 The reason of these issue are simple:JavaScript was intially a language for web developers, small and easy to use, and very compact.
Absence of errors or warning is a nightmare, if you care of your digitating time.
And Javascript is slow because no one will write  long script with it.

A very compact and clean discussion can be found in http://javascript.crockford.com/javascript.html 

Fixing these problems is hard. Until the current  implementation will not provide a better way of error detection, writing javascript code will be a very long and time-consuming task.

And using a so old garbage collector, give a chance to a c/64 BasicV2 to beat your code:  you are awared, guys :)

Anyway, there is a good set of javascript libraries out of there (prototype and jquery, for instance but not only), so you should be quite happy 

 

 

 

Dynamic languages troubles

I have read http://www.manageability.org/blog/stuff/chandler-failure and I think it is very danger way of exposing concepts.

In the article pointed out, the quite dead Chandler project is compared to the multi-billion Eclipse project. And then a too easy analysis is done against dynamic languages, where Java is the absolute winner.

I will try to fix some of the things said there, and to add also my two cents here :)


 

First of all, I use Java a lot, but I am also a fan of dynamic languages. Every tool has its place in the world, and I will avoid some holy war here. 

Anyway, it is important to understand major differences between very distant projects.

 

First of all, Eclipse is a very huge project, developed by IBM and based from the beginning with a very strong hype on plugin modularization.
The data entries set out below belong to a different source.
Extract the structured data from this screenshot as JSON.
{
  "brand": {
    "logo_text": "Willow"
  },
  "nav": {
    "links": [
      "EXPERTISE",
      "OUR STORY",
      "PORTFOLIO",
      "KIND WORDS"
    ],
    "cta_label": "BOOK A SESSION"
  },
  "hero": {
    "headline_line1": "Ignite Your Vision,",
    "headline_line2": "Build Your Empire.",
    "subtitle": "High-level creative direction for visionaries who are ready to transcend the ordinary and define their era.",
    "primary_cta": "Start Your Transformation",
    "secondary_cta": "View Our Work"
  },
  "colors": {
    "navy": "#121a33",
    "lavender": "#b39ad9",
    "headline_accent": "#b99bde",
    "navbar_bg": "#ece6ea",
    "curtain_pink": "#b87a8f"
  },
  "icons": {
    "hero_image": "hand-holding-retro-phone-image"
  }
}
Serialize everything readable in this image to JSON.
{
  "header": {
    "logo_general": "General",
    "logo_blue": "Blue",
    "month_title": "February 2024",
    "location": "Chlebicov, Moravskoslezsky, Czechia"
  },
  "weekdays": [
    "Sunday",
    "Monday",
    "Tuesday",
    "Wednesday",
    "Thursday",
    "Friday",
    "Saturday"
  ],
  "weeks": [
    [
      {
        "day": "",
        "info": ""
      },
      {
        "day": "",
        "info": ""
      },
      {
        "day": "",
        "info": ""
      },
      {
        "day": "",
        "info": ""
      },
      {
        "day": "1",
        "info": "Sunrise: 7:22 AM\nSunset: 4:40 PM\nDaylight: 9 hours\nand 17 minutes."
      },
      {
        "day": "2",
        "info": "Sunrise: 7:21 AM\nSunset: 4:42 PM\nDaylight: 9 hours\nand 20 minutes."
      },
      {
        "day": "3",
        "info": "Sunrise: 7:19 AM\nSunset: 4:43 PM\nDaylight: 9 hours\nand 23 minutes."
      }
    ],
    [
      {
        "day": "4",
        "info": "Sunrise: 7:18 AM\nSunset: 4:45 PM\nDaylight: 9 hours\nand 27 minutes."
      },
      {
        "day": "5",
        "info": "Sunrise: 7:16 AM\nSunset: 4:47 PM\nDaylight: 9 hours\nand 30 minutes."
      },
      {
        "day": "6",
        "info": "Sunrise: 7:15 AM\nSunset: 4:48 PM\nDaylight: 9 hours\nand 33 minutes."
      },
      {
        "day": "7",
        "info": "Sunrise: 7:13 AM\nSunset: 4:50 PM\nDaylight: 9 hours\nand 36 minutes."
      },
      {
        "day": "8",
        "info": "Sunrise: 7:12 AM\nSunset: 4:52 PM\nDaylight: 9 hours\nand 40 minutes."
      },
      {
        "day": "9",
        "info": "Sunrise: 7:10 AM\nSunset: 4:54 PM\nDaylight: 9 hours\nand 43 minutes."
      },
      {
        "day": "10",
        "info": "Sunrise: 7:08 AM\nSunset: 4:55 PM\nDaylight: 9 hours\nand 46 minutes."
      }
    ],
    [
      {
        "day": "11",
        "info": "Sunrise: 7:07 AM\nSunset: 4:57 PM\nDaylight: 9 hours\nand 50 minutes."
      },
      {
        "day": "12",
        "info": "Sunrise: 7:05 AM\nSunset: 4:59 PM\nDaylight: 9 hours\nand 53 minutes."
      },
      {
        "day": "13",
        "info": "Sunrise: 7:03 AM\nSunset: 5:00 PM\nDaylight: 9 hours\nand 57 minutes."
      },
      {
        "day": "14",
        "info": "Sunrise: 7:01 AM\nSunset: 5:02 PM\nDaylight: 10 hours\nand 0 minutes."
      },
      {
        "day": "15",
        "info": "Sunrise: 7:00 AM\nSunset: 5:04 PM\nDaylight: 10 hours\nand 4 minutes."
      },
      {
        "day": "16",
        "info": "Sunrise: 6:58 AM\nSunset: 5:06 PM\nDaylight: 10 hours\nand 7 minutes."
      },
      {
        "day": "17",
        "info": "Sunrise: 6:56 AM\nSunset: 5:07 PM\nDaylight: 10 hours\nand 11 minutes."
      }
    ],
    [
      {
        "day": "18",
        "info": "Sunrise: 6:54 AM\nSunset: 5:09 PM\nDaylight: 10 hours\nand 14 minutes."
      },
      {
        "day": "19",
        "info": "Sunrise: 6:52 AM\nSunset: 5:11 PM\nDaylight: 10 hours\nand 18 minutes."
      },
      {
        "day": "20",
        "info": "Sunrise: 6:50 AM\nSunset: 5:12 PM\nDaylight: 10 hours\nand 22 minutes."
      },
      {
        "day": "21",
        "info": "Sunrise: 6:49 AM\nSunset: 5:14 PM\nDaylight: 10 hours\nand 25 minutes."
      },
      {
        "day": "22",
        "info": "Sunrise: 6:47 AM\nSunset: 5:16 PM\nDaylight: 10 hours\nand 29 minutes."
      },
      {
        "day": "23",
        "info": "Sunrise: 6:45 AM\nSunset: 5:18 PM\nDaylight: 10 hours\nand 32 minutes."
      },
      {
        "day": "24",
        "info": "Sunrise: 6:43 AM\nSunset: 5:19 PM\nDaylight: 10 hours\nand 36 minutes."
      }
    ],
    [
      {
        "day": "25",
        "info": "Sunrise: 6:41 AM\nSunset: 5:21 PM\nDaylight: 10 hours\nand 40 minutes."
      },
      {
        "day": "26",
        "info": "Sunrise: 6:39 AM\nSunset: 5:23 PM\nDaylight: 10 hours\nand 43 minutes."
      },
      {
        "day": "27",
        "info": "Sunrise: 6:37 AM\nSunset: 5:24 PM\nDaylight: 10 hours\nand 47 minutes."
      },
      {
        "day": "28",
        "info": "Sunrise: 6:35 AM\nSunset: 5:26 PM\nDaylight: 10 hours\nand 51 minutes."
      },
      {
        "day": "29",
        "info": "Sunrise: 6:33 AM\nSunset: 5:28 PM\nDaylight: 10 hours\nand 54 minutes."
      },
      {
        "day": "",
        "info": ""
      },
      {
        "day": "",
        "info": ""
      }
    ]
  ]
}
The effort pushed inside Eclipse is very huge and come also from the San Francisco Project. Other IDEs (like JBuilder and Together) stops fighting Eclipse years ago, and eventually failed even to sell their stuff.

 So there are no similar example to Eclipse in Python/Ruby/Perl world. Even in PHP is hard to find a so huge and well designed program. And the languge here is less important: a company big as IBM can also code in PL/I all its stuff, without so much pain :)

Second, PHP is very successful language, even if a bit too insecure, at the present time.

PHP Language has poor support for modules and so on, but project like Drupal, Joomla and other are full of plugins, quite easy to write.

RubyOnRails is falling down because nobody is understanding why PHP should be abandoned for Rails.

Java architectural model is very well written and Sun worked very hard to it. Java Hot Spot VM is derivered from the Self dynamic language,  and has inside technology difficult to develop in an open source project.

Surely Dynamic languages are strong when there is the one-man-band paradigm: sharing works in Smalltalk was  a bit complex in early days.

Put Perl, python and ruby have a strong modularization concepts, and so this issue is often solved.

I have tried Zope and I think it is weak because:

  • Zope is user is non-existent. Zope user is a super-skilled web master which wants a web CMS without writing so much code.
  • Zope product upgrade is a nightmare
  • A stuck Zope Product can destroy your work. So hosting Zope is a problem
  • A lot of Zope basic objects (like cache accelerators and so on) are poorly minded: they works only on RAM, and are not thinked well. Drupal 5 has more strong theory for this issue, and Drupal is poor PHP code.
  • Zope use a proprietary database, when a simple SQL database with a relational mapper can do the same thing…think twice before reinventing the wheel!
  • Every major Zope releases breaks a lot of the API. This is the most stupid thing you can do as open source developer.

Chandler failed because they tried a very difficult business: calendar software is a very difficult area to address. All operating system (including possibly C/64 :-) has now a huge set of Personal Information Manager software (PIM), and LDAP solves sharing issue for big companies

Even Ximian Evolution is near death.

And your bigger competitor is Microsoft Exchange and… yes… old Unix.

Dynamic lanuages has many lacks, and difficult refactoring is a problem but… remember frefactoring tools was INVENTED under SMALLTALK!

IT is a place where you must be careful… isn't it?